Nanotechnology Project


Looking Back on the First Two Years

Biennial Report

Project on Emerging Nanotechnologies


Prospects for the future of nanotechnology can boggle the mind, with anticipated benefits and risks potentially impacting numerous sectors of the economy and many aspects of society. It is estimated that governments, corporations, and venture capitalists spent $12 billion worldwide on nanotechnology research and development in 2006. At an increasing clip, businesses are translating this research into the first generation of nanotech products. Entries in our Consumer Products Inventory have more than doubled from 2006 and 2007, to more than 500 products from companies in 20 countries. However, the most exciting—and, potentially, the most economically and socially valuable—applications lie farther out on the horizon.

Success in realizing the diverse anticipated benefits of nanotechnology—literally, from cures for cancer to cheap, clean energy—is not assured. For nanotechnology to flourish, the United States must develop the risk management tools and oversight approaches that enable responsible development, encourage commercialization, and earn the trust of consumers worldwide. In nanotechnology, we find an unprecedented opportunity to do things differently, to develop a social contract between the public and the scientific community that is built on openness and trust. This is a policy and leadership challenge of utmost importance.
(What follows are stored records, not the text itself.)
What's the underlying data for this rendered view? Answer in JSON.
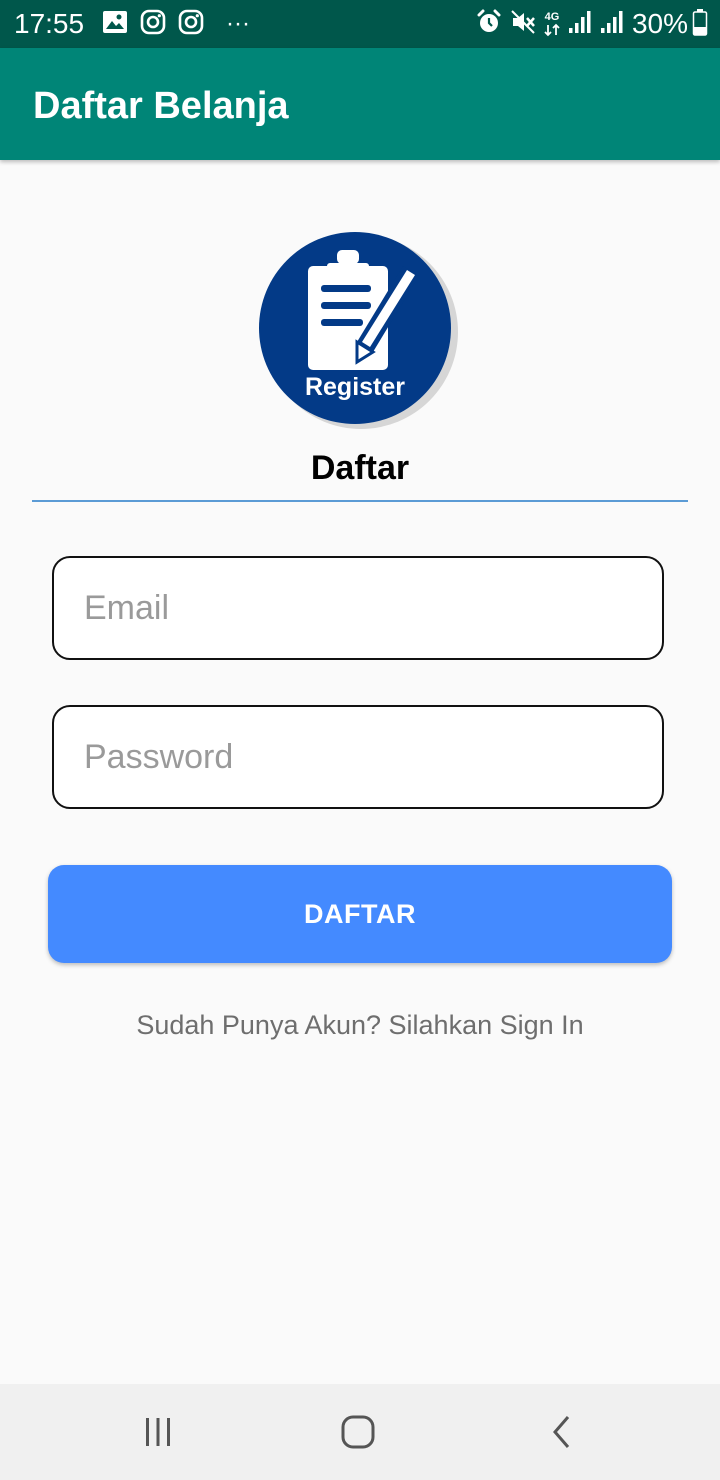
{
  "status_bar": {
    "time": "17:55",
    "network": "4G",
    "battery": "30%",
    "more": "···",
    "left_icons": [
      "gallery-icon",
      "instagram-icon",
      "instagram-icon",
      "more-icon"
    ],
    "right_icons": [
      "alarm-icon",
      "mute-icon",
      "network-4g-icon",
      "signal-icon",
      "signal-icon",
      "battery-icon"
    ]
  },
  "app_bar": {
    "title": "Daftar Belanja"
  },
  "logo": {
    "label": "Register"
  },
  "form": {
    "title": "Daftar",
    "email_placeholder": "Email",
    "password_placeholder": "Password",
    "submit_label": "DAFTAR",
    "signin_text": "Sudah Punya Akun? Silahkan Sign In"
  },
  "nav_bar": {
    "buttons": [
      "recents-icon",
      "home-icon",
      "back-icon"
    ]
  },
  "colors": {
    "status_bar": "#00574b",
    "app_bar": "#008577",
    "logo_circle": "#033a87",
    "divider": "#5b9bd5",
    "button": "#448aff",
    "background": "#fafafa"
  }
}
Since the Project on Emerging Nanotechnologies began in April 2005, we have become one of the most widely recognized national and international forums for raising and addressing scientific, policy, and foresight issues spawned by this fast emerging and diversifying area of technology. Our partnership with the Wilson Center and The Pew Charitable Trusts has been an inclusive undertaking, engaging government, business, nongovernmental organizations, and the public in a constructive policy debate over safe and sustainable nanotechnologies.

This report reviews the Project’s major activities, key contributions, and most significant impacts over its first two years. Our primary goal has been to facilitate dialogue, cooperation, and sound decision-making in a complex and fast-changing technological landscape. Nanotechnology has the potential to deliver wave after wave of opportunity for much of this new century. However, policy and organizational decisions made in both the public and private sectors over the next several years will largely set the course for nanotechnology commercialization. These will determine how wisely and how fully our nation, our world, and our planet will realize nanotechnology’s enormous promise and how successfully we will minimize its risks and avert unintended negative consequences.

David Rejeski - December 2007